        I wish in these records there was information about the people themselves; it’s interesting to see the names (many of which are family names that show up again and again), but I’d love to know what they did for a living, what they liked to do, eat, wear, etc.

        I, too, think that there may be ‘creative genes’, or else we just attract creative people into our lives as we have our children. I remember one book I read saying that what the parents, and especially the mother, thought about during the pregnancy would affect the choice of a soul to join their family. So someone who was working in accounting was more likely to attract a person good with numbers, etc. Very fascinating (as is DNA!).

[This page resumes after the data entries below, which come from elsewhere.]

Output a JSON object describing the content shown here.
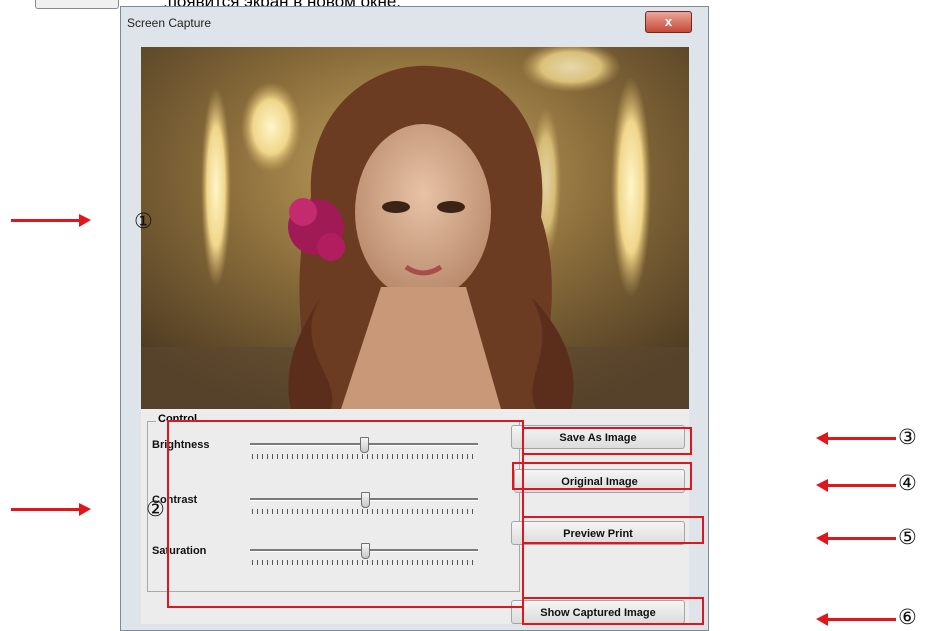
{
  "instruction_text": ",появится экран в новом окне.",
  "window": {
    "title": "Screen Capture",
    "close_glyph": "x"
  },
  "control": {
    "group_label": "Control",
    "sliders": [
      {
        "label": "Brightness",
        "value_fraction": 0.5
      },
      {
        "label": "Contrast",
        "value_fraction": 0.5
      },
      {
        "label": "Saturation",
        "value_fraction": 0.5
      }
    ]
  },
  "buttons": {
    "save_as_image": "Save As Image",
    "original_image": "Original Image",
    "preview_print": "Preview Print",
    "show_captured_image": "Show Captured Image"
  },
  "annotations": {
    "markers": [
      "①",
      "②",
      "③",
      "④",
      "⑤",
      "⑥"
    ],
    "color": "#e0161c"
  }
}
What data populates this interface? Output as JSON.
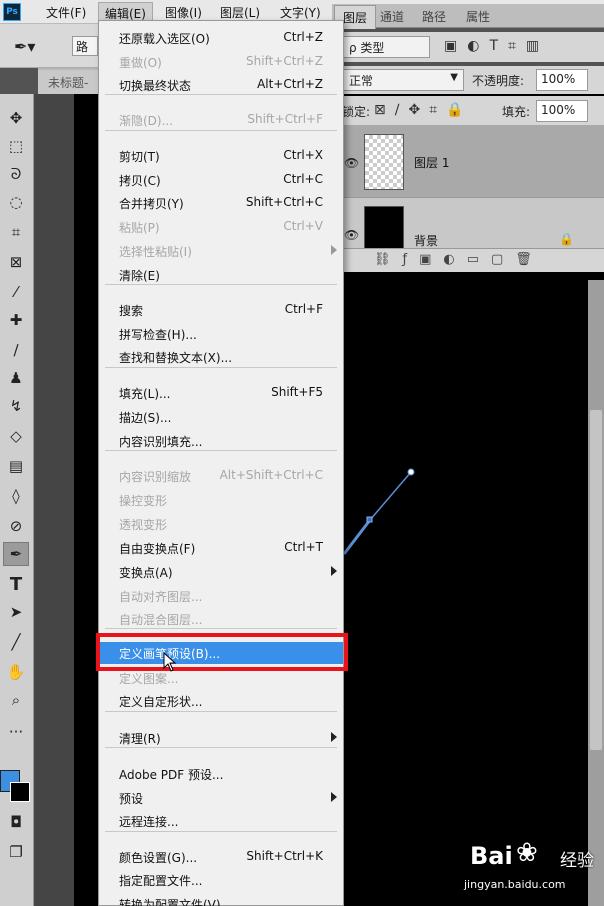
{
  "app": {
    "logo": "Ps"
  },
  "menubar": {
    "items": [
      "文件(F)",
      "编辑(E)",
      "图像(I)",
      "图层(L)",
      "文字(Y)"
    ]
  },
  "options": {
    "mode_label": "路"
  },
  "document": {
    "tab_label": "未标题-"
  },
  "panels": {
    "tabs": [
      "图层",
      "通道",
      "路径",
      "属性"
    ],
    "filter": {
      "label": "ρ 类型"
    },
    "blend": {
      "mode": "正常",
      "opacity_label": "不透明度:",
      "opacity": "100%"
    },
    "lock": {
      "label": "锁定:",
      "fill_label": "填充:",
      "fill": "100%"
    },
    "layers": [
      {
        "name": "图层 1",
        "selected": true
      },
      {
        "name": "背景",
        "selected": false
      }
    ]
  },
  "edit_menu": {
    "items": [
      {
        "label": "还原载入选区(O)",
        "shortcut": "Ctrl+Z",
        "disabled": false
      },
      {
        "label": "重做(O)",
        "shortcut": "Shift+Ctrl+Z",
        "disabled": true
      },
      {
        "label": "切换最终状态",
        "shortcut": "Alt+Ctrl+Z",
        "disabled": false
      },
      {
        "label": "渐隐(D)...",
        "shortcut": "Shift+Ctrl+F",
        "disabled": true
      },
      {
        "label": "剪切(T)",
        "shortcut": "Ctrl+X",
        "disabled": false
      },
      {
        "label": "拷贝(C)",
        "shortcut": "Ctrl+C",
        "disabled": false
      },
      {
        "label": "合并拷贝(Y)",
        "shortcut": "Shift+Ctrl+C",
        "disabled": false
      },
      {
        "label": "粘贴(P)",
        "shortcut": "Ctrl+V",
        "disabled": true
      },
      {
        "label": "选择性粘贴(I)",
        "shortcut": "",
        "disabled": true,
        "submenu": true
      },
      {
        "label": "清除(E)",
        "shortcut": "",
        "disabled": false
      },
      {
        "label": "搜索",
        "shortcut": "Ctrl+F",
        "disabled": false
      },
      {
        "label": "拼写检查(H)...",
        "shortcut": "",
        "disabled": false
      },
      {
        "label": "查找和替换文本(X)...",
        "shortcut": "",
        "disabled": false
      },
      {
        "label": "填充(L)...",
        "shortcut": "Shift+F5",
        "disabled": false
      },
      {
        "label": "描边(S)...",
        "shortcut": "",
        "disabled": false
      },
      {
        "label": "内容识别填充...",
        "shortcut": "",
        "disabled": false
      },
      {
        "label": "内容识别缩放",
        "shortcut": "Alt+Shift+Ctrl+C",
        "disabled": true
      },
      {
        "label": "操控变形",
        "shortcut": "",
        "disabled": true
      },
      {
        "label": "透视变形",
        "shortcut": "",
        "disabled": true
      },
      {
        "label": "自由变换点(F)",
        "shortcut": "Ctrl+T",
        "disabled": false
      },
      {
        "label": "变换点(A)",
        "shortcut": "",
        "disabled": false,
        "submenu": true
      },
      {
        "label": "自动对齐图层...",
        "shortcut": "",
        "disabled": true
      },
      {
        "label": "自动混合图层...",
        "shortcut": "",
        "disabled": true
      },
      {
        "label": "定义画笔预设(B)...",
        "shortcut": "",
        "disabled": false,
        "highlighted": true
      },
      {
        "label": "定义图案...",
        "shortcut": "",
        "disabled": true
      },
      {
        "label": "定义自定形状...",
        "shortcut": "",
        "disabled": false
      },
      {
        "label": "清理(R)",
        "shortcut": "",
        "disabled": false,
        "submenu": true
      },
      {
        "label": "Adobe PDF 预设...",
        "shortcut": "",
        "disabled": false
      },
      {
        "label": "预设",
        "shortcut": "",
        "disabled": false,
        "submenu": true
      },
      {
        "label": "远程连接...",
        "shortcut": "",
        "disabled": false
      },
      {
        "label": "颜色设置(G)...",
        "shortcut": "Shift+Ctrl+K",
        "disabled": false
      },
      {
        "label": "指定配置文件...",
        "shortcut": "",
        "disabled": false
      },
      {
        "label": "转换为配置文件(V)...",
        "shortcut": "",
        "disabled": false
      }
    ]
  },
  "colors": {
    "foreground": "#3d8fe0",
    "background": "#000000",
    "highlight": "#3a8fe8",
    "annotation": "#e8141c"
  },
  "watermark": {
    "brand": "Bai",
    "brand_suffix": "经验",
    "url": "jingyan.baidu.com"
  }
}
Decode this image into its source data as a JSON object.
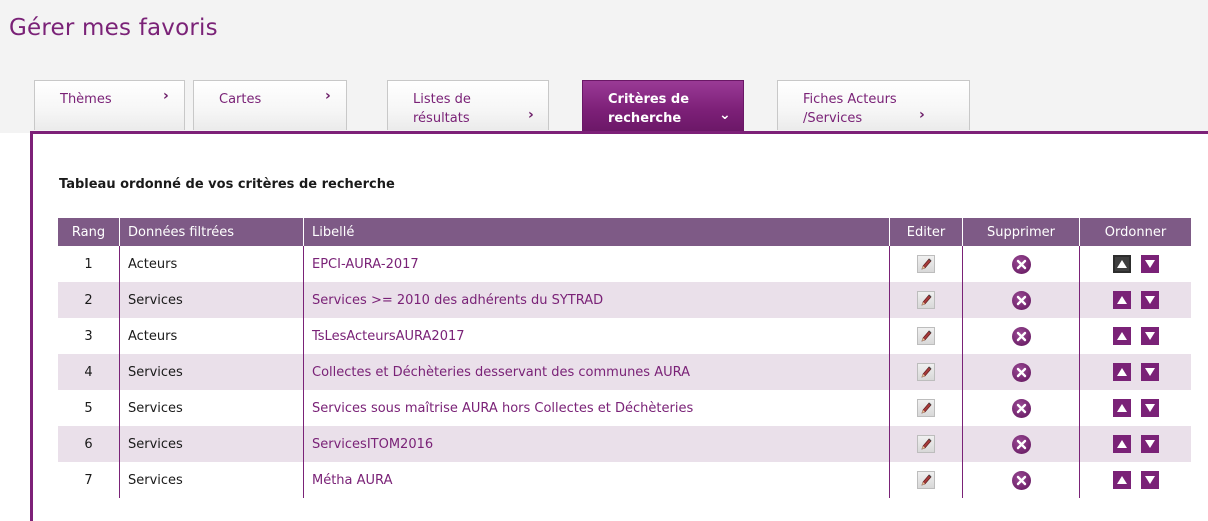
{
  "page_title": "Gérer mes favoris",
  "tabs": [
    {
      "label_lines": [
        "Thèmes"
      ],
      "arrow": "›",
      "active": false
    },
    {
      "label_lines": [
        "Cartes"
      ],
      "arrow": "›",
      "active": false
    },
    {
      "label_lines": [
        "Listes de",
        "résultats"
      ],
      "arrow": "›",
      "active": false
    },
    {
      "label_lines": [
        "Critères de",
        "recherche"
      ],
      "arrow": "⌄",
      "active": true
    },
    {
      "label_lines": [
        "Fiches Acteurs",
        "/Services"
      ],
      "arrow": "›",
      "active": false
    }
  ],
  "caption": "Tableau ordonné de vos critères de recherche",
  "columns": {
    "rang": "Rang",
    "donnees": "Données filtrées",
    "libelle": "Libellé",
    "editer": "Editer",
    "supprimer": "Supprimer",
    "ordonner": "Ordonner"
  },
  "rows": [
    {
      "rang": "1",
      "donnees": "Acteurs",
      "libelle": "EPCI-AURA-2017"
    },
    {
      "rang": "2",
      "donnees": "Services",
      "libelle": "Services >= 2010 des adhérents du SYTRAD"
    },
    {
      "rang": "3",
      "donnees": "Acteurs",
      "libelle": "TsLesActeursAURA2017"
    },
    {
      "rang": "4",
      "donnees": "Services",
      "libelle": "Collectes et Déchèteries desservant des communes AURA"
    },
    {
      "rang": "5",
      "donnees": "Services",
      "libelle": "Services sous maîtrise AURA hors Collectes et Déchèteries"
    },
    {
      "rang": "6",
      "donnees": "Services",
      "libelle": "ServicesITOM2016"
    },
    {
      "rang": "7",
      "donnees": "Services",
      "libelle": "Métha AURA"
    }
  ],
  "icons": {
    "edit": "pencil-icon",
    "delete": "delete-icon",
    "up": "arrow-up-icon",
    "down": "arrow-down-icon"
  },
  "colors": {
    "accent": "#7a2277",
    "header_bg": "#7e5a86",
    "alt_row": "#eae0ea"
  }
}
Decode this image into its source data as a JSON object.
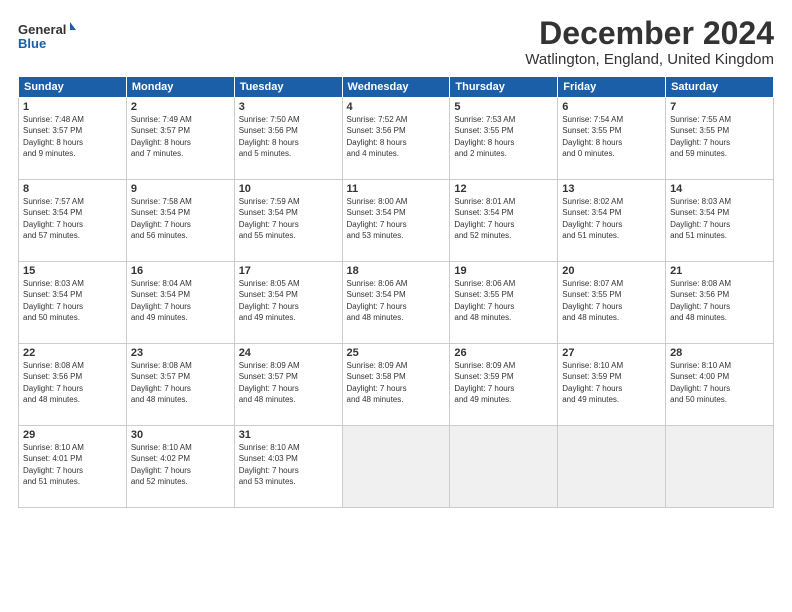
{
  "logo": {
    "line1": "General",
    "line2": "Blue"
  },
  "title": "December 2024",
  "location": "Watlington, England, United Kingdom",
  "days_of_week": [
    "Sunday",
    "Monday",
    "Tuesday",
    "Wednesday",
    "Thursday",
    "Friday",
    "Saturday"
  ],
  "weeks": [
    [
      {
        "day": "1",
        "info": "Sunrise: 7:48 AM\nSunset: 3:57 PM\nDaylight: 8 hours\nand 9 minutes."
      },
      {
        "day": "2",
        "info": "Sunrise: 7:49 AM\nSunset: 3:57 PM\nDaylight: 8 hours\nand 7 minutes."
      },
      {
        "day": "3",
        "info": "Sunrise: 7:50 AM\nSunset: 3:56 PM\nDaylight: 8 hours\nand 5 minutes."
      },
      {
        "day": "4",
        "info": "Sunrise: 7:52 AM\nSunset: 3:56 PM\nDaylight: 8 hours\nand 4 minutes."
      },
      {
        "day": "5",
        "info": "Sunrise: 7:53 AM\nSunset: 3:55 PM\nDaylight: 8 hours\nand 2 minutes."
      },
      {
        "day": "6",
        "info": "Sunrise: 7:54 AM\nSunset: 3:55 PM\nDaylight: 8 hours\nand 0 minutes."
      },
      {
        "day": "7",
        "info": "Sunrise: 7:55 AM\nSunset: 3:55 PM\nDaylight: 7 hours\nand 59 minutes."
      }
    ],
    [
      {
        "day": "8",
        "info": "Sunrise: 7:57 AM\nSunset: 3:54 PM\nDaylight: 7 hours\nand 57 minutes."
      },
      {
        "day": "9",
        "info": "Sunrise: 7:58 AM\nSunset: 3:54 PM\nDaylight: 7 hours\nand 56 minutes."
      },
      {
        "day": "10",
        "info": "Sunrise: 7:59 AM\nSunset: 3:54 PM\nDaylight: 7 hours\nand 55 minutes."
      },
      {
        "day": "11",
        "info": "Sunrise: 8:00 AM\nSunset: 3:54 PM\nDaylight: 7 hours\nand 53 minutes."
      },
      {
        "day": "12",
        "info": "Sunrise: 8:01 AM\nSunset: 3:54 PM\nDaylight: 7 hours\nand 52 minutes."
      },
      {
        "day": "13",
        "info": "Sunrise: 8:02 AM\nSunset: 3:54 PM\nDaylight: 7 hours\nand 51 minutes."
      },
      {
        "day": "14",
        "info": "Sunrise: 8:03 AM\nSunset: 3:54 PM\nDaylight: 7 hours\nand 51 minutes."
      }
    ],
    [
      {
        "day": "15",
        "info": "Sunrise: 8:03 AM\nSunset: 3:54 PM\nDaylight: 7 hours\nand 50 minutes."
      },
      {
        "day": "16",
        "info": "Sunrise: 8:04 AM\nSunset: 3:54 PM\nDaylight: 7 hours\nand 49 minutes."
      },
      {
        "day": "17",
        "info": "Sunrise: 8:05 AM\nSunset: 3:54 PM\nDaylight: 7 hours\nand 49 minutes."
      },
      {
        "day": "18",
        "info": "Sunrise: 8:06 AM\nSunset: 3:54 PM\nDaylight: 7 hours\nand 48 minutes."
      },
      {
        "day": "19",
        "info": "Sunrise: 8:06 AM\nSunset: 3:55 PM\nDaylight: 7 hours\nand 48 minutes."
      },
      {
        "day": "20",
        "info": "Sunrise: 8:07 AM\nSunset: 3:55 PM\nDaylight: 7 hours\nand 48 minutes."
      },
      {
        "day": "21",
        "info": "Sunrise: 8:08 AM\nSunset: 3:56 PM\nDaylight: 7 hours\nand 48 minutes."
      }
    ],
    [
      {
        "day": "22",
        "info": "Sunrise: 8:08 AM\nSunset: 3:56 PM\nDaylight: 7 hours\nand 48 minutes."
      },
      {
        "day": "23",
        "info": "Sunrise: 8:08 AM\nSunset: 3:57 PM\nDaylight: 7 hours\nand 48 minutes."
      },
      {
        "day": "24",
        "info": "Sunrise: 8:09 AM\nSunset: 3:57 PM\nDaylight: 7 hours\nand 48 minutes."
      },
      {
        "day": "25",
        "info": "Sunrise: 8:09 AM\nSunset: 3:58 PM\nDaylight: 7 hours\nand 48 minutes."
      },
      {
        "day": "26",
        "info": "Sunrise: 8:09 AM\nSunset: 3:59 PM\nDaylight: 7 hours\nand 49 minutes."
      },
      {
        "day": "27",
        "info": "Sunrise: 8:10 AM\nSunset: 3:59 PM\nDaylight: 7 hours\nand 49 minutes."
      },
      {
        "day": "28",
        "info": "Sunrise: 8:10 AM\nSunset: 4:00 PM\nDaylight: 7 hours\nand 50 minutes."
      }
    ],
    [
      {
        "day": "29",
        "info": "Sunrise: 8:10 AM\nSunset: 4:01 PM\nDaylight: 7 hours\nand 51 minutes."
      },
      {
        "day": "30",
        "info": "Sunrise: 8:10 AM\nSunset: 4:02 PM\nDaylight: 7 hours\nand 52 minutes."
      },
      {
        "day": "31",
        "info": "Sunrise: 8:10 AM\nSunset: 4:03 PM\nDaylight: 7 hours\nand 53 minutes."
      },
      {
        "day": "",
        "info": ""
      },
      {
        "day": "",
        "info": ""
      },
      {
        "day": "",
        "info": ""
      },
      {
        "day": "",
        "info": ""
      }
    ]
  ]
}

        I can see why you’d want your parents closer now; it can be hard for elders to leave their community, though. Can’t say I’d want to do that, either, when it’s my time. My youngest Auntie is nearly 90 and just passed her driving exam with flying colours! I was so pleased for her. She doesn’t drive on the freeways anymore and only once a week at night (to her bridge club). She lives at the coast, so if there is snow or ice, she can just stay home ’til it melts; usually only a few days. This means she can be independent still; getting her own groceries, going to appointments, etc. If she goes to stay with one of her sons for a long weekend, he and his wife come get her so she won’t have to drive the freeways. It’s good . . .

        You may find that your parents aren’t yet ready to be ‘helped’. None of us want to admit we need it, as a rule. My Mum is very good; she asks when she wants something done for her; otherwise, I know to stand back and not interfere. 🙂 It’s different when we live with a parent, though. I’m lucky to have so many long-lived, competent people on my Mum’s side. I hope I inherited those genes! On my Dad’s side there are no elders left; all of them died young. My Dad was only 75 when he died. But I’m used to elders in their late 80s and 90s; it changes how one sees aging, so I’m very lucky.

        I hope your parents see moving closer to you as just another in a long line of adventures; that can make it easier. Interesting how family dynamics change over time, isn’t it?

Thanks for stopping by my blog! I look forward to reading your comments. ~ Linne

Fill in your details below or click an icon to log in:

WordPress.com Logo

You are commenting using your WordPress.com account. Log Out / Change )

Twitter picture

You are commenting using your Twitter account. Log Out / Change )

Facebook photo

You are commenting using your Facebook account. Log Out / Change )

Google+ photo

You are commenting using your Google+ account. Log Out / Change )

Connecting to %s